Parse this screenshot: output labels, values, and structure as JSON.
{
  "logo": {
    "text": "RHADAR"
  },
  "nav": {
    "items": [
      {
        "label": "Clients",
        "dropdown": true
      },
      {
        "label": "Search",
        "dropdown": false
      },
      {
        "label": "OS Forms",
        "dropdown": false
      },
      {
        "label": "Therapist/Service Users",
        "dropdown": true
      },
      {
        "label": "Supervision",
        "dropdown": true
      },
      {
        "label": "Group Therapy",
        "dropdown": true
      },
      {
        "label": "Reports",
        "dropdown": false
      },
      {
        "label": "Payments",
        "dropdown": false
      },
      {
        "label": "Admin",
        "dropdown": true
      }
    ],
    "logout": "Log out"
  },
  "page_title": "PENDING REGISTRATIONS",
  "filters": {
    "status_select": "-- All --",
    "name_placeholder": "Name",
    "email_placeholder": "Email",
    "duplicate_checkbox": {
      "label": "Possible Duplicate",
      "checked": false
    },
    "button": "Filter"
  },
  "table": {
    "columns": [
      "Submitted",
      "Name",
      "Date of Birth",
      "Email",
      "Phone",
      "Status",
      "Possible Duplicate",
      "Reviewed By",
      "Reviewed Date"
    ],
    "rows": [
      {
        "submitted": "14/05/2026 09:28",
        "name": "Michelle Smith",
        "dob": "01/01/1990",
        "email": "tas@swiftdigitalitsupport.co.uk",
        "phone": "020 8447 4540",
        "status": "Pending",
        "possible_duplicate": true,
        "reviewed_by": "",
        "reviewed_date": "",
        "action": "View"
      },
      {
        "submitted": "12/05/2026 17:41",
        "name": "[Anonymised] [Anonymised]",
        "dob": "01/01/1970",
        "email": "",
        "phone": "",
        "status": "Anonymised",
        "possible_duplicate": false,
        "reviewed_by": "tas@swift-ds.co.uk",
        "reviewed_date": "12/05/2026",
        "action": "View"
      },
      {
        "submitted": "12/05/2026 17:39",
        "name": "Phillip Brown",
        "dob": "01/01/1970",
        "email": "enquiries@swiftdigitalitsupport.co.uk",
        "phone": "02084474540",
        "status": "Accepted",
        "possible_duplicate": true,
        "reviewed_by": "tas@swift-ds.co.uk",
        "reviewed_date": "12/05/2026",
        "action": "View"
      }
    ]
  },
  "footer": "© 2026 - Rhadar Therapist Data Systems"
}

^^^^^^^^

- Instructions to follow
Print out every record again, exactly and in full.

- Finished exercise
Parse this screenshot: output labels, values, and structure as JSON.
{
  "logo": {
    "text": "RHADAR"
  },
  "nav": {
    "items": [
      {
        "label": "Clients",
        "dropdown": true
      },
      {
        "label": "Search",
        "dropdown": false
      },
      {
        "label": "OS Forms",
        "dropdown": false
      },
      {
        "label": "Therapist/Service Users",
        "dropdown": true
      },
      {
        "label": "Supervision",
        "dropdown": true
      },
      {
        "label": "Group Therapy",
        "dropdown": true
      },
      {
        "label": "Reports",
        "dropdown": false
      },
      {
        "label": "Payments",
        "dropdown": false
      },
      {
        "label": "Admin",
        "dropdown": true
      }
    ],
    "logout": "Log out"
  },
  "page_title": "PENDING REGISTRATIONS",
  "filters": {
    "status_select": "-- All --",
    "name_placeholder": "Name",
    "email_placeholder": "Email",
    "duplicate_checkbox": {
      "label": "Possible Duplicate",
      "checked": false
    },
    "button": "Filter"
  },
  "table": {
    "columns": [
      "Submitted",
      "Name",
      "Date of Birth",
      "Email",
      "Phone",
      "Status",
      "Possible Duplicate",
      "Reviewed By",
      "Reviewed Date"
    ],
    "rows": [
      {
        "submitted": "14/05/2026 09:28",
        "name": "Michelle Smith",
        "dob": "01/01/1990",
        "email": "tas@swiftdigitalitsupport.co.uk",
        "phone": "020 8447 4540",
        "status": "Pending",
        "possible_duplicate": true,
        "reviewed_by": "",
        "reviewed_date": "",
        "action": "View"
      },
      {
        "submitted": "12/05/2026 17:41",
        "name": "[Anonymised] [Anonymised]",
        "dob": "01/01/1970",
        "email": "",
        "phone": "",
        "status": "Anonymised",
        "possible_duplicate": false,
        "reviewed_by": "tas@swift-ds.co.uk",
        "reviewed_date": "12/05/2026",
        "action": "View"
      },
      {
        "submitted": "12/05/2026 17:39",
        "name": "Phillip Brown",
        "dob": "01/01/1970",
        "email": "enquiries@swiftdigitalitsupport.co.uk",
        "phone": "02084474540",
        "status": "Accepted",
        "possible_duplicate": true,
        "reviewed_by": "tas@swift-ds.co.uk",
        "reviewed_date": "12/05/2026",
        "action": "View"
      }
    ]
  },
  "footer": "© 2026 - Rhadar Therapist Data Systems"
}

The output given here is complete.